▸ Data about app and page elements
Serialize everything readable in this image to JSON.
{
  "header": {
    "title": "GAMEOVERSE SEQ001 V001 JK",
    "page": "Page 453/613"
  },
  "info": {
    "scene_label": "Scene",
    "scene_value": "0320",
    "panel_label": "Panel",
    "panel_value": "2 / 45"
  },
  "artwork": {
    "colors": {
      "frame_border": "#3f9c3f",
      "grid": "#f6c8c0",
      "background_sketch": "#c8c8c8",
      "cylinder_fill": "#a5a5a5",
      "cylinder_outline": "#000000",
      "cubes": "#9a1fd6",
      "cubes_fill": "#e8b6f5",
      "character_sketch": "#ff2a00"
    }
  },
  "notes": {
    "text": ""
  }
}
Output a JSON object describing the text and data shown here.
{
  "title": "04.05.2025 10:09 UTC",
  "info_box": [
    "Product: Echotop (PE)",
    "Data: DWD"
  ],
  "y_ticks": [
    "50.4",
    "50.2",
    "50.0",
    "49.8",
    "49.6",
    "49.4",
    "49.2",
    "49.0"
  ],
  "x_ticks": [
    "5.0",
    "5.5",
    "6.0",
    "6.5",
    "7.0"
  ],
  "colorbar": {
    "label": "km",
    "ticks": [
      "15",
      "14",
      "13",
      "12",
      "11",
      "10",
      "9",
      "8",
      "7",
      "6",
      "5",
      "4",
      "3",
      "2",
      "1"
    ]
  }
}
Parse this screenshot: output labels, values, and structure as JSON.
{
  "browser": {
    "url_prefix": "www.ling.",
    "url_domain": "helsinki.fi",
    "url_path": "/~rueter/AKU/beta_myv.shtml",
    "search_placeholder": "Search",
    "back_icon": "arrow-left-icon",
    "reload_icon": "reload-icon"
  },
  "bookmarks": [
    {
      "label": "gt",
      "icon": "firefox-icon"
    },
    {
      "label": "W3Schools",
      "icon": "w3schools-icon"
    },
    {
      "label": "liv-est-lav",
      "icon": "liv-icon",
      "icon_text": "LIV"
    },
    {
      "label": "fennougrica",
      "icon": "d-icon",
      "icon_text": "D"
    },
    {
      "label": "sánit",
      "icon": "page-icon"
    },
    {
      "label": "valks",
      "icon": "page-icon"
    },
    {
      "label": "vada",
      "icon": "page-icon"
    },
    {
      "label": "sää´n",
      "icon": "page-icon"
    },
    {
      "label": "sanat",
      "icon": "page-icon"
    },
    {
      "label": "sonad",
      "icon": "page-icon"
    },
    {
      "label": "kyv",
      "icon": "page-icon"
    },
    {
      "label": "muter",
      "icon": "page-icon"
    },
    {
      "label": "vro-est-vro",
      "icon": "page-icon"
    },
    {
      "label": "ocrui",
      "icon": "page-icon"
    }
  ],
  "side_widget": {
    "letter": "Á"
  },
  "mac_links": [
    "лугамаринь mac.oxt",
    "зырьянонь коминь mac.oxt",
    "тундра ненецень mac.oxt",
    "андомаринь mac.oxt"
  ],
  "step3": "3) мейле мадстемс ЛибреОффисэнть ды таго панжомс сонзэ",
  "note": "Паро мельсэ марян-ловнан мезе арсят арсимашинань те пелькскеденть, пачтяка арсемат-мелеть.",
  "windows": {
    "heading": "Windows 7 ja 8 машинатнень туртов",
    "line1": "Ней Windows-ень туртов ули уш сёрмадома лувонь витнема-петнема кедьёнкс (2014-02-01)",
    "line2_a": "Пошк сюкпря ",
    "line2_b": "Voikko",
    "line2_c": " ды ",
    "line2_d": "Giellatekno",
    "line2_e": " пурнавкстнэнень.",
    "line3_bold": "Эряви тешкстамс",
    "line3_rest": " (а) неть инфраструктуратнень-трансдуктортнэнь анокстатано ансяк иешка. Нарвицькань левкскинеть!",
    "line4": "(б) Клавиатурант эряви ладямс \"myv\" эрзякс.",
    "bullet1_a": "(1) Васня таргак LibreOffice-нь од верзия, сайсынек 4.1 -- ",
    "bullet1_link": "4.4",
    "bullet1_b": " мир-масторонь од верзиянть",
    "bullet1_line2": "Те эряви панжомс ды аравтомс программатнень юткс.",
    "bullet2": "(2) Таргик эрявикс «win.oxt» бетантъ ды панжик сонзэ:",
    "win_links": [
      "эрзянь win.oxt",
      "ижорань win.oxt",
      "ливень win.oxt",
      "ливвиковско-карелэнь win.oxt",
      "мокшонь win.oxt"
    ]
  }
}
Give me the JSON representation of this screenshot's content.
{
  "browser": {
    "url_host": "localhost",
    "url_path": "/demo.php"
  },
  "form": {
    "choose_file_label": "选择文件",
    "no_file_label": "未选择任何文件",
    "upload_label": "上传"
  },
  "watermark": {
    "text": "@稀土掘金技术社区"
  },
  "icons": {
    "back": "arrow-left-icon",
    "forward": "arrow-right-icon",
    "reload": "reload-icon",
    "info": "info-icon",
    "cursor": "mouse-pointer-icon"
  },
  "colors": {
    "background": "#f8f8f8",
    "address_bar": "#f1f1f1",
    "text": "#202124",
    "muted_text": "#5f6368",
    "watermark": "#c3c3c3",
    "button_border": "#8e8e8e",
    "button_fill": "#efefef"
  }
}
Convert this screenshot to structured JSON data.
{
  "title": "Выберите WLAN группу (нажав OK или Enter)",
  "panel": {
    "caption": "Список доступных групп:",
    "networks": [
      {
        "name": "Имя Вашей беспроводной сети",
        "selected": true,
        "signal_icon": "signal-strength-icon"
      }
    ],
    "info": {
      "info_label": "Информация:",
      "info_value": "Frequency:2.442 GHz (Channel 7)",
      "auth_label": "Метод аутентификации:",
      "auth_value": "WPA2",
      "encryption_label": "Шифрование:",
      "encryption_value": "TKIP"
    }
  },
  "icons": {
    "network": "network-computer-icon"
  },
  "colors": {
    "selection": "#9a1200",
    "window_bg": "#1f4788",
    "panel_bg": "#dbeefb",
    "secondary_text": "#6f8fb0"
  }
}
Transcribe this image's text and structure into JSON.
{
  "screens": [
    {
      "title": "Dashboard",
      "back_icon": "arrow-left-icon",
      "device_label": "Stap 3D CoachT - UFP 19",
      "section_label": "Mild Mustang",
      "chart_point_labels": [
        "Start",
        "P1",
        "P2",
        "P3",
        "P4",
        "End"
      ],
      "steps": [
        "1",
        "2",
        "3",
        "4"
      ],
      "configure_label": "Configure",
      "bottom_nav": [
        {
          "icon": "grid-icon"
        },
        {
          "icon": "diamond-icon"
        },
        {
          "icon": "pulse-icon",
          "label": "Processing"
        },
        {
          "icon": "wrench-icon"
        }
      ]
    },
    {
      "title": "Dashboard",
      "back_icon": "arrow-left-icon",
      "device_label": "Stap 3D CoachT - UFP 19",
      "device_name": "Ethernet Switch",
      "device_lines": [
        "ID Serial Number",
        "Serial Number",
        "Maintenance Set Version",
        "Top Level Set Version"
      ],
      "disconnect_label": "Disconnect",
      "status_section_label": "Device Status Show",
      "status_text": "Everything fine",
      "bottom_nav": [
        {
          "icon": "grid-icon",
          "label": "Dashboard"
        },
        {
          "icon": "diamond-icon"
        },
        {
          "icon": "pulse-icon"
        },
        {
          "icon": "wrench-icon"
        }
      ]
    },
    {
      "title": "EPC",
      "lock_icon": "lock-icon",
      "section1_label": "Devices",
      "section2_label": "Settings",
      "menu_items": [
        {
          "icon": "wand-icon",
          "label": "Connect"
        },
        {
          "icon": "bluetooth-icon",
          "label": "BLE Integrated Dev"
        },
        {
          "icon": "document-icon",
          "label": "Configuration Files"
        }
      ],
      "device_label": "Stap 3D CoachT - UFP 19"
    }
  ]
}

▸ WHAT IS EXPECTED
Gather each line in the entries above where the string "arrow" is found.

▸ SOLUTION TO THIS PROBLEM
    "back_icon": "arrow-left-icon",
    "back": "arrow-left-icon",
    "forward": "arrow-right-icon",
      "back_icon": "arrow-left-icon",
      "back_icon": "arrow-left-icon",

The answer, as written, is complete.